Web page and app entries
= = = = =
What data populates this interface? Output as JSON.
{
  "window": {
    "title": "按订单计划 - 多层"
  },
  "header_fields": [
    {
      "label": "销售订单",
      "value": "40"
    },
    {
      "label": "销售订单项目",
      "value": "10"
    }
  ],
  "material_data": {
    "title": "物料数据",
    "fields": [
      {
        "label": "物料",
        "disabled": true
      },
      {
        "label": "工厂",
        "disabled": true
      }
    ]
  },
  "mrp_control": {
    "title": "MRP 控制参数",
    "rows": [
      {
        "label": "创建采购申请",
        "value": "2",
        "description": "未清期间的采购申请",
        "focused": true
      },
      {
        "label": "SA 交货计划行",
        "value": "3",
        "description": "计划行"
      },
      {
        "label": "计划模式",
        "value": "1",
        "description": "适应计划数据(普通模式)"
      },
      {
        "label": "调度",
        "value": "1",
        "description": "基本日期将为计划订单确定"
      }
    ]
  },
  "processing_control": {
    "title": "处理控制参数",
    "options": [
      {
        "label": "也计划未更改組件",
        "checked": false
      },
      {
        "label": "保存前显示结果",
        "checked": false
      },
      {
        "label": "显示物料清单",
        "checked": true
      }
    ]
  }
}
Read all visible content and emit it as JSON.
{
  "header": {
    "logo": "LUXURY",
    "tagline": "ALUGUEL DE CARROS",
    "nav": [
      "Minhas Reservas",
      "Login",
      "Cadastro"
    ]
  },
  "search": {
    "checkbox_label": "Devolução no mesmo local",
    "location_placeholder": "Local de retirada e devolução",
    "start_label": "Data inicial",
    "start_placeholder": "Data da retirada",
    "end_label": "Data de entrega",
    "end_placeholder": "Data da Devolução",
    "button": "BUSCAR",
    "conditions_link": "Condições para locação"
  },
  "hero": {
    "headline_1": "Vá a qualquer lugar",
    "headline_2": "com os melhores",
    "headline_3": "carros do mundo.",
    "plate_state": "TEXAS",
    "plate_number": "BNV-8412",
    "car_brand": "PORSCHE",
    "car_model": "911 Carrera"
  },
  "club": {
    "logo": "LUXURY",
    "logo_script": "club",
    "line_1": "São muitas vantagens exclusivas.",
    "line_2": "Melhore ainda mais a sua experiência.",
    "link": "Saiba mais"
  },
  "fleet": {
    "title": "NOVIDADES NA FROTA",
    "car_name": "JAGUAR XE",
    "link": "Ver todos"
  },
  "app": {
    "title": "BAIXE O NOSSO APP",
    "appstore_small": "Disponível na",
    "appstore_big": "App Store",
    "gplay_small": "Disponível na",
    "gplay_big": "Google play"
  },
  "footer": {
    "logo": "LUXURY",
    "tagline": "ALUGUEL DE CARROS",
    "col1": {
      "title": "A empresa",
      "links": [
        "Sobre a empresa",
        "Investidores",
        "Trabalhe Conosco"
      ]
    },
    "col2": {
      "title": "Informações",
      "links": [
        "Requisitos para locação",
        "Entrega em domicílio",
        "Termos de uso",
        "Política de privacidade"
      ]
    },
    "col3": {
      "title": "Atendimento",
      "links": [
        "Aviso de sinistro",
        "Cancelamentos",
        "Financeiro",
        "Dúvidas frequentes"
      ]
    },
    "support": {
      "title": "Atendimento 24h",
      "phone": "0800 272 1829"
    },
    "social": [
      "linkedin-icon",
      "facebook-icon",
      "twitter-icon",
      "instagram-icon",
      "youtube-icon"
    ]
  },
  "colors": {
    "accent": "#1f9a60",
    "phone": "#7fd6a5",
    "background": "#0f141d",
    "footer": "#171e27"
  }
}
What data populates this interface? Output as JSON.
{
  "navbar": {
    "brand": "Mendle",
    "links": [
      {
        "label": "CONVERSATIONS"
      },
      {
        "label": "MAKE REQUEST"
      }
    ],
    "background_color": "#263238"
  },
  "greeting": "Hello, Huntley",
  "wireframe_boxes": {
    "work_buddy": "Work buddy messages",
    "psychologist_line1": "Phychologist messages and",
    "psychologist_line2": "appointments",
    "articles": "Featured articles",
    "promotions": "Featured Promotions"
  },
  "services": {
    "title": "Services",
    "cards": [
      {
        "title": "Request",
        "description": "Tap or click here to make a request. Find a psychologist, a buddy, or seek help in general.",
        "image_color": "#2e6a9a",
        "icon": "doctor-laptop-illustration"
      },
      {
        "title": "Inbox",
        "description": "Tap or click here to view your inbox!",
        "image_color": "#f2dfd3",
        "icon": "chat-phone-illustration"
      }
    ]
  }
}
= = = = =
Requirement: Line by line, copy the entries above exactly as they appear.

Result:
What data populates this interface? Output as JSON.
{
  "window": {
    "title": "按订单计划 - 多层"
  },
  "header_fields": [
    {
      "label": "销售订单",
      "value": "40"
    },
    {
      "label": "销售订单项目",
      "value": "10"
    }
  ],
  "material_data": {
    "title": "物料数据",
    "fields": [
      {
        "label": "物料",
        "disabled": true
      },
      {
        "label": "工厂",
        "disabled": true
      }
    ]
  },
  "mrp_control": {
    "title": "MRP 控制参数",
    "rows": [
      {
        "label": "创建采购申请",
        "value": "2",
        "description": "未清期间的采购申请",
        "focused": true
      },
      {
        "label": "SA 交货计划行",
        "value": "3",
        "description": "计划行"
      },
      {
        "label": "计划模式",
        "value": "1",
        "description": "适应计划数据(普通模式)"
      },
      {
        "label": "调度",
        "value": "1",
        "description": "基本日期将为计划订单确定"
      }
    ]
  },
  "processing_control": {
    "title": "处理控制参数",
    "options": [
      {
        "label": "也计划未更改組件",
        "checked": false
      },
      {
        "label": "保存前显示结果",
        "checked": false
      },
      {
        "label": "显示物料清单",
        "checked": true
      }
    ]
  }
}
Read all visible content and emit it as JSON.
{
  "header": {
    "logo": "LUXURY",
    "tagline": "ALUGUEL DE CARROS",
    "nav": [
      "Minhas Reservas",
      "Login",
      "Cadastro"
    ]
  },
  "search": {
    "checkbox_label": "Devolução no mesmo local",
    "location_placeholder": "Local de retirada e devolução",
    "start_label": "Data inicial",
    "start_placeholder": "Data da retirada",
    "end_label": "Data de entrega",
    "end_placeholder": "Data da Devolução",
    "button": "BUSCAR",
    "conditions_link": "Condições para locação"
  },
  "hero": {
    "headline_1": "Vá a qualquer lugar",
    "headline_2": "com os melhores",
    "headline_3": "carros do mundo.",
    "plate_state": "TEXAS",
    "plate_number": "BNV-8412",
    "car_brand": "PORSCHE",
    "car_model": "911 Carrera"
  },
  "club": {
    "logo": "LUXURY",
    "logo_script": "club",
    "line_1": "São muitas vantagens exclusivas.",
    "line_2": "Melhore ainda mais a sua experiência.",
    "link": "Saiba mais"
  },
  "fleet": {
    "title": "NOVIDADES NA FROTA",
    "car_name": "JAGUAR XE",
    "link": "Ver todos"
  },
  "app": {
    "title": "BAIXE O NOSSO APP",
    "appstore_small": "Disponível na",
    "appstore_big": "App Store",
    "gplay_small": "Disponível na",
    "gplay_big": "Google play"
  },
  "footer": {
    "logo": "LUXURY",
    "tagline": "ALUGUEL DE CARROS",
    "col1": {
      "title": "A empresa",
      "links": [
        "Sobre a empresa",
        "Investidores",
        "Trabalhe Conosco"
      ]
    },
    "col2": {
      "title": "Informações",
      "links": [
        "Requisitos para locação",
        "Entrega em domicílio",
        "Termos de uso",
        "Política de privacidade"
      ]
    },
    "col3": {
      "title": "Atendimento",
      "links": [
        "Aviso de sinistro",
        "Cancelamentos",
        "Financeiro",
        "Dúvidas frequentes"
      ]
    },
    "support": {
      "title": "Atendimento 24h",
      "phone": "0800 272 1829"
    },
    "social": [
      "linkedin-icon",
      "facebook-icon",
      "twitter-icon",
      "instagram-icon",
      "youtube-icon"
    ]
  },
  "colors": {
    "accent": "#1f9a60",
    "phone": "#7fd6a5",
    "background": "#0f141d",
    "footer": "#171e27"
  }
}
What data populates this interface? Output as JSON.
{
  "navbar": {
    "brand": "Mendle",
    "links": [
      {
        "label": "CONVERSATIONS"
      },
      {
        "label": "MAKE REQUEST"
      }
    ],
    "background_color": "#263238"
  },
  "greeting": "Hello, Huntley",
  "wireframe_boxes": {
    "work_buddy": "Work buddy messages",
    "psychologist_line1": "Phychologist messages and",
    "psychologist_line2": "appointments",
    "articles": "Featured articles",
    "promotions": "Featured Promotions"
  },
  "services": {
    "title": "Services",
    "cards": [
      {
        "title": "Request",
        "description": "Tap or click here to make a request. Find a psychologist, a buddy, or seek help in general.",
        "image_color": "#2e6a9a",
        "icon": "doctor-laptop-illustration"
      },
      {
        "title": "Inbox",
        "description": "Tap or click here to view your inbox!",
        "image_color": "#f2dfd3",
        "icon": "chat-phone-illustration"
      }
    ]
  }
}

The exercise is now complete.